United States President Barack Obama and Turkish Prime Minister Recep Tayyip Erdogan met Tuesday in New York, on the sidelines of the United Nations General Assembly, to coordinate their efforts in suppressing the Kurdish resistance movements currently struggling for freedom from Turkish occupation.
The two leaders, in their public comments to reporters, focused on two daring attacks in Turkey on Tuesday that they agreed underscored the need for “cooperation on counter-terrorism.”
“This reminds us that terrorism exists in many parts of the world, and Turkey and the United States are going to be strong partners in preventing terrorism,” Obama said in reference to the Kurdistan Workers’ Party (PKK), listed by both Turkey and the US as a “terrorist organization.”
An explosion from a suspected car bomb ripped through a street in the Turkish capital of Ankara on Tuesday, killing three people near a neighborhood housing government buildings.
Also on Tuesday, Kurdish guerrillas staged a daring attack on a police academy in Turkish-occupied northern Kurdistan, reportedly killing four people in a passing vehicle.
Erdogan said Tuesday that the US and Turkey needed to “work together in planning, use technology so that we can continue to take more steps in trying to fight against terrorism.”
Turkey is currently in negotiations with Washington to provide a base for a fleet of US Predator drones now stationed in Iraq.
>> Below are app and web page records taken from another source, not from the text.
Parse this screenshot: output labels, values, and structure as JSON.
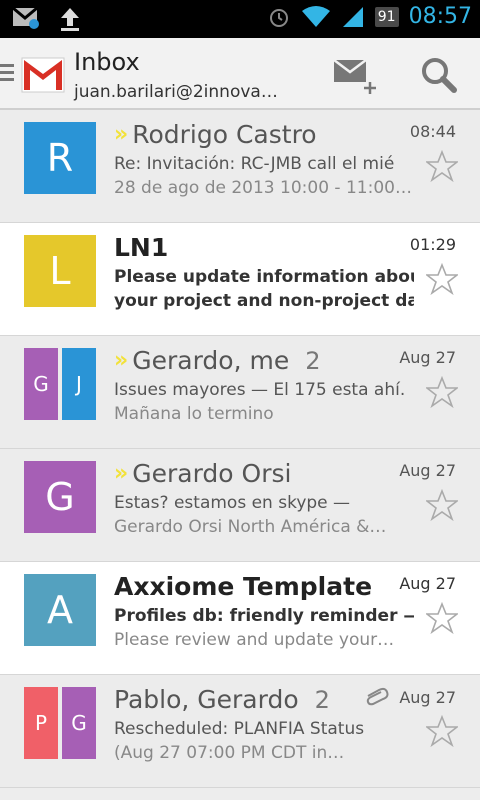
{
  "status_bar": {
    "battery": "91",
    "time": "08:57"
  },
  "header": {
    "title": "Inbox",
    "account": "juan.barilari@2innova…"
  },
  "colors": {
    "blue": "#2a94d6",
    "yellow": "#e5c82b",
    "purple": "#a65fb5",
    "teal": "#54a1bf",
    "red": "#f06068",
    "chevron": "#f2e23a"
  },
  "emails": [
    {
      "sender": "Rodrigo Castro",
      "count": "",
      "time": "08:44",
      "line1": "Re: Invitación: RC-JMB call el mié",
      "line2": "28 de ago de 2013 10:00 - 11:00…",
      "avatars": [
        {
          "letter": "R",
          "color": "blue"
        }
      ],
      "important": true,
      "unread": false,
      "attachment": false
    },
    {
      "sender": "LN1",
      "count": "",
      "time": "01:29",
      "line1": "Please update information about",
      "line2": "your project and non-project day…",
      "avatars": [
        {
          "letter": "L",
          "color": "yellow"
        }
      ],
      "important": false,
      "unread": true,
      "attachment": false
    },
    {
      "sender": "Gerardo, me",
      "count": "2",
      "time": "Aug 27",
      "line1": "Issues mayores — El 175 esta ahí.",
      "line2": "Mañana lo termino",
      "avatars": [
        {
          "letter": "G",
          "color": "purple"
        },
        {
          "letter": "J",
          "color": "blue"
        }
      ],
      "important": true,
      "unread": false,
      "attachment": false
    },
    {
      "sender": "Gerardo Orsi",
      "count": "",
      "time": "Aug 27",
      "line1": "Estas? estamos en skype —",
      "line2": "Gerardo Orsi North América &…",
      "avatars": [
        {
          "letter": "G",
          "color": "purple"
        }
      ],
      "important": true,
      "unread": false,
      "attachment": false
    },
    {
      "sender": "Axxiome Template",
      "count": "",
      "time": "Aug 27",
      "line1": "Profiles db: friendly reminder —",
      "line2": "Please review and update your…",
      "avatars": [
        {
          "letter": "A",
          "color": "teal"
        }
      ],
      "important": false,
      "unread": true,
      "attachment": false
    },
    {
      "sender": "Pablo, Gerardo",
      "count": "2",
      "time": "Aug 27",
      "line1": "Rescheduled: PLANFIA Status",
      "line2": "(Aug 27 07:00 PM CDT in…",
      "avatars": [
        {
          "letter": "P",
          "color": "red"
        },
        {
          "letter": "G",
          "color": "purple"
        }
      ],
      "important": false,
      "unread": false,
      "attachment": true
    }
  ]
}
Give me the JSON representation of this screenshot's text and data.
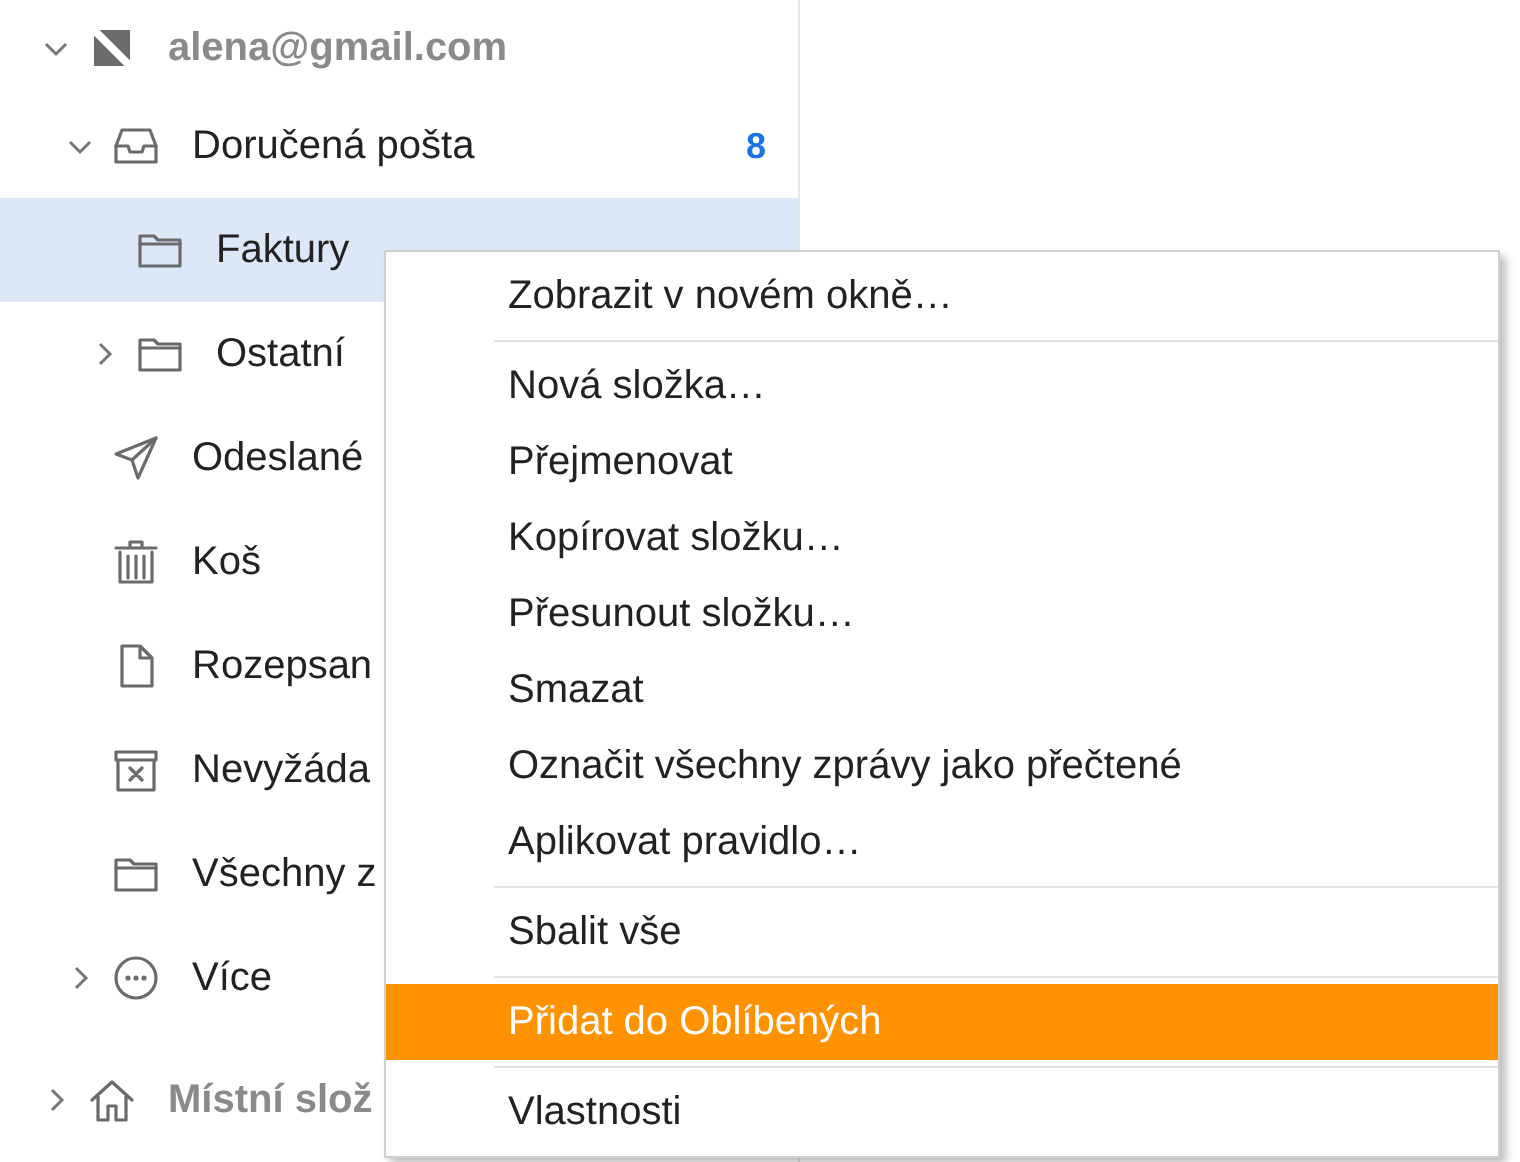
{
  "folder_tree": [
    {
      "name": "alena@gmail.com",
      "kind": "account",
      "expanded": true,
      "selected": false,
      "children": [
        {
          "name": "Doručená pošta",
          "kind": "inbox",
          "expanded": true,
          "selected": false,
          "count": "8",
          "children": [
            {
              "name": "Faktury",
              "kind": "folder",
              "selected": true
            },
            {
              "name": "Ostatní",
              "kind": "folder",
              "expanded": false,
              "selected": false
            }
          ]
        },
        {
          "name": "Odeslané",
          "kind": "sent",
          "selected": false
        },
        {
          "name": "Koš",
          "kind": "trash",
          "selected": false
        },
        {
          "name": "Rozepsan",
          "kind": "draft",
          "selected": false
        },
        {
          "name": "Nevyžáda",
          "kind": "junk",
          "selected": false
        },
        {
          "name": "Všechny z",
          "kind": "folder",
          "selected": false
        },
        {
          "name": "Více",
          "kind": "more",
          "expanded": false,
          "selected": false
        }
      ]
    },
    {
      "name": "Místní slož",
      "kind": "home",
      "expanded": false,
      "selected": false
    }
  ],
  "context_menu": {
    "groups": [
      [
        {
          "label": "Zobrazit v novém okně…",
          "selected": false
        }
      ],
      [
        {
          "label": "Nová složka…",
          "selected": false
        },
        {
          "label": "Přejmenovat",
          "selected": false
        },
        {
          "label": "Kopírovat složku…",
          "selected": false
        },
        {
          "label": "Přesunout složku…",
          "selected": false
        },
        {
          "label": "Smazat",
          "selected": false
        },
        {
          "label": "Označit všechny zprávy jako přečtené",
          "selected": false
        },
        {
          "label": "Aplikovat pravidlo…",
          "selected": false
        }
      ],
      [
        {
          "label": "Sbalit vše",
          "selected": false
        }
      ],
      [
        {
          "label": "Přidat do Oblíbených",
          "selected": true
        }
      ],
      [
        {
          "label": "Vlastnosti",
          "selected": false
        }
      ]
    ]
  }
}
Ankara is believed to want surveillance drones to carry out operations against PKK rebel fighters based in the semi-autonomous Kurdish region in northern Iraq.
The Obama administration is seeking to preserve close ties with Turkey, an increasingly assertive economic and military power in the region that has until now been a major ally of US imperialism in the Middle East.
In addition to aiding US forces currently occupying Iraq and Afghanistan, Turkey backed Western efforts in Libya that led to the ouster of Moammar Gadhafi.
Obama praised Erdogan for “great leadership” in “promoting democracy” in the region, praise that angered critics of Ankara’s occupation of northern Kurdistan and brutal suppression of the Kurdish culture and language.
“Turkey is both a tool of Western imperialism and a local imperialist power in its own right,” said Benny Katz of the Semitic Action movement. “Washington uses Ankara in the occupations of Afghanistan and Iraq while ignoring the atrocities committed by Erdogan against the Kurdish people struggling for their freedom.”
Katz asserted in an interview with Indy News Israel that Washington’s Middle East agenda is primarily determined by the interests of globalization in the region.
“The Western powers appear to want a homogenous Middle East undisturbed by troublesome small nations like Kurdistan and Israel, who only exist as obstacles to globalization in the region. Washington’s definition of terrorism is hypocritical and subjective. It has nothing to do with level of violence or targeting civilians but has everything to do with which groups aid or oppose the interets of global capitalism.”